(Excerpts from an interface dataset)
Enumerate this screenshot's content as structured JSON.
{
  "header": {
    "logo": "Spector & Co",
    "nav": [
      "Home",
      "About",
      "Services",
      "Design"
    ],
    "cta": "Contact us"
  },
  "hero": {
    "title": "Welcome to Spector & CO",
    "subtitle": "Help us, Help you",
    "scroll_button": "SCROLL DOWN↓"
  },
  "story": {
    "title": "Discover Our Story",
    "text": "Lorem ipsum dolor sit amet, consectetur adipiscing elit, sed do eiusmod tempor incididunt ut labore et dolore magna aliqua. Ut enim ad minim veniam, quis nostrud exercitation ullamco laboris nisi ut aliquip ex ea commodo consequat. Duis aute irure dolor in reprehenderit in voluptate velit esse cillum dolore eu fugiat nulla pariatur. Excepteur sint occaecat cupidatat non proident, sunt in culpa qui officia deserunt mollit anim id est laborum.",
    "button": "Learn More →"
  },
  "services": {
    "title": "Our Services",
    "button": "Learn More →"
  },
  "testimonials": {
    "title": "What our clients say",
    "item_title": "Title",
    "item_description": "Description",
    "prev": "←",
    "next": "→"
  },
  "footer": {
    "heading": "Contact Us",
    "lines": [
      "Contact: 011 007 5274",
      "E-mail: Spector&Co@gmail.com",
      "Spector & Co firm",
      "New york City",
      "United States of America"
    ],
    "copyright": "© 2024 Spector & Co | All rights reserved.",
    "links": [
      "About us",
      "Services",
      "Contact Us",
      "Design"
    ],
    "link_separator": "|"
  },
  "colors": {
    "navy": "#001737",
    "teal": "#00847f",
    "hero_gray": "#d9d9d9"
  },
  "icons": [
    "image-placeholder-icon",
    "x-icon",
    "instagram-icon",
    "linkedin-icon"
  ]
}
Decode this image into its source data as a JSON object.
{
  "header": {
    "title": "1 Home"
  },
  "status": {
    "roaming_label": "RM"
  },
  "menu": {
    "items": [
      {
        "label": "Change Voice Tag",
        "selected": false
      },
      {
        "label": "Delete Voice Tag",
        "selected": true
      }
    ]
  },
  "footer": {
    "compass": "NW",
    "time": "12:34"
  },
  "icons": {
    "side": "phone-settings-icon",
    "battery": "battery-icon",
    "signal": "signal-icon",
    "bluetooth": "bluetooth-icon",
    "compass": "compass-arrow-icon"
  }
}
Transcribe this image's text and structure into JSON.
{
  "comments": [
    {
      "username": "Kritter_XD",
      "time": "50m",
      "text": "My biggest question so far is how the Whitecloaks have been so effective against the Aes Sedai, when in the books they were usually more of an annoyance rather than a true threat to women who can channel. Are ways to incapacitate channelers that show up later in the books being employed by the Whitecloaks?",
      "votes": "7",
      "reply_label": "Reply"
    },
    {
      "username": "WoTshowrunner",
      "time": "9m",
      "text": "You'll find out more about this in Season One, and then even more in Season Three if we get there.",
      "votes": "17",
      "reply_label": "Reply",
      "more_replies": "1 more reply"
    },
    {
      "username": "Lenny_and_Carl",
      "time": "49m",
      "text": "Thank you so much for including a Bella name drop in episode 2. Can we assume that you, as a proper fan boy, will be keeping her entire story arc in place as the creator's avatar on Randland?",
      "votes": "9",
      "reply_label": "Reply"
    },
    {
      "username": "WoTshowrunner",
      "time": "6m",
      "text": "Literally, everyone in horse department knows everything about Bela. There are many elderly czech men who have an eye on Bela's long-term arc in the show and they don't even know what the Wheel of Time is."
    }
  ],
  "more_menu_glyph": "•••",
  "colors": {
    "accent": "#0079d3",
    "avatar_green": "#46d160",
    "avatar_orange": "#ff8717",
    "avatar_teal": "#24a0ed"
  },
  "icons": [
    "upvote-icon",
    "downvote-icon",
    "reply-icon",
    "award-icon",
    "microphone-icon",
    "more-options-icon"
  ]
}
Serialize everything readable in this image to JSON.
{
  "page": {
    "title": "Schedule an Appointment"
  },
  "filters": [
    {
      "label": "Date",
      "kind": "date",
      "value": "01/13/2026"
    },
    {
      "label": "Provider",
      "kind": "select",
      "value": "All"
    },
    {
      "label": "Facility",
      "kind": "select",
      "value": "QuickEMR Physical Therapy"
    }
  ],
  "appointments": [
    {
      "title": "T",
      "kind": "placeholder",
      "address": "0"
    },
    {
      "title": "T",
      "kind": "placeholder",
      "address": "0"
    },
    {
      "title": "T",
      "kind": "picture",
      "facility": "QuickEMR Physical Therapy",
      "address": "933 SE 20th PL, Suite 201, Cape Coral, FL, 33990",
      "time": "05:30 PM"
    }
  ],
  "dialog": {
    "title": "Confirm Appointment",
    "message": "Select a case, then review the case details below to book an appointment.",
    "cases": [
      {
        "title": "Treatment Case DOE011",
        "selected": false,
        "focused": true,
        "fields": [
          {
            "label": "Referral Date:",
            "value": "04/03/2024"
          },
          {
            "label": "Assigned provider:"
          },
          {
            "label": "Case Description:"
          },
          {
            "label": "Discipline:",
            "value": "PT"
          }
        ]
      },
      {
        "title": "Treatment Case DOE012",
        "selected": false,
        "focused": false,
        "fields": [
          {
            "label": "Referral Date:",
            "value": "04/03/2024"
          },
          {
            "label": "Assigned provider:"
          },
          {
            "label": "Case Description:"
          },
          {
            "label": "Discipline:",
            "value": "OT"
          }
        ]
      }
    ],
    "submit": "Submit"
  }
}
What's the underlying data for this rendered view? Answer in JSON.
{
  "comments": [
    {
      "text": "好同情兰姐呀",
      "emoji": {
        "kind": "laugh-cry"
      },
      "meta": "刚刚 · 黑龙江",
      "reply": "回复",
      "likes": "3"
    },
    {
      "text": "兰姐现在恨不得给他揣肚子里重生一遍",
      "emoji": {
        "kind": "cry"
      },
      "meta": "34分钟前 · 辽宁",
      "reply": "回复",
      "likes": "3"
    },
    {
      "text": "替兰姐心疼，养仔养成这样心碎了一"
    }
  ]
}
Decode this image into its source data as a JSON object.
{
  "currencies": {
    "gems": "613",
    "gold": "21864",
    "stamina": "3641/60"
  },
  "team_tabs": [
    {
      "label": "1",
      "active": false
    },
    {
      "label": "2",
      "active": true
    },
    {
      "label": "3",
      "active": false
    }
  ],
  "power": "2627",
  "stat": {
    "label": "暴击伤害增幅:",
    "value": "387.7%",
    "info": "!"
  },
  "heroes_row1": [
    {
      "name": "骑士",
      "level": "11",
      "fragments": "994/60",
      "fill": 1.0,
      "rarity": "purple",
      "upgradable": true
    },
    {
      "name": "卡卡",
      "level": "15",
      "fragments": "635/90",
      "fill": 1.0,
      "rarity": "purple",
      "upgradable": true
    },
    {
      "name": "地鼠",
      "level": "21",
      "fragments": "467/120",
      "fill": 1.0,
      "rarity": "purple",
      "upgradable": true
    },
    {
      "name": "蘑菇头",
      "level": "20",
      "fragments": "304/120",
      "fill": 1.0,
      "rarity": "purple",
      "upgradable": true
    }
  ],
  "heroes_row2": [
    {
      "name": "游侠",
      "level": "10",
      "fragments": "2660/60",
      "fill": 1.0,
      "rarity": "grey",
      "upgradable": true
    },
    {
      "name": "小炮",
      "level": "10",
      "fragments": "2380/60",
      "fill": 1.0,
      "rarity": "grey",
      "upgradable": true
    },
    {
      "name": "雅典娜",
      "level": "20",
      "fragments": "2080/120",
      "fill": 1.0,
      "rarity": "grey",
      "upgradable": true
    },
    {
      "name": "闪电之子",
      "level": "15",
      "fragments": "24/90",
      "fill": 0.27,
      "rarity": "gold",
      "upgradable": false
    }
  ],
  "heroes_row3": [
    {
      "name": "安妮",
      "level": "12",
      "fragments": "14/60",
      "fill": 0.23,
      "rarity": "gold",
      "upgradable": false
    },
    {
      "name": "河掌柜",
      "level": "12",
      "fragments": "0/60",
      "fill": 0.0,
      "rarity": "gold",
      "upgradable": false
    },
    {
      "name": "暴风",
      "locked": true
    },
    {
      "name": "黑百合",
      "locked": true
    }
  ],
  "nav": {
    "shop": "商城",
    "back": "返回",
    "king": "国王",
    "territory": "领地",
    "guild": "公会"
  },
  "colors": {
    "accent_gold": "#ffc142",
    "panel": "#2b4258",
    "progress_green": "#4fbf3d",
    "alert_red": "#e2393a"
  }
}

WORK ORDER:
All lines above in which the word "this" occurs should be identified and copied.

EXERCISE OUTPUT:
Enumerate this screenshot's content as structured JSON.
Decode this image into its source data as a JSON object.
Transcribe this image's text and structure into JSON.
      "text": "You'll find out more about this in Season One, and then even more in Season Three if we get there.",
Serialize everything readable in this image to JSON.
What's the underlying data for this rendered view? Answer in JSON.
Decode this image into its source data as a JSON object.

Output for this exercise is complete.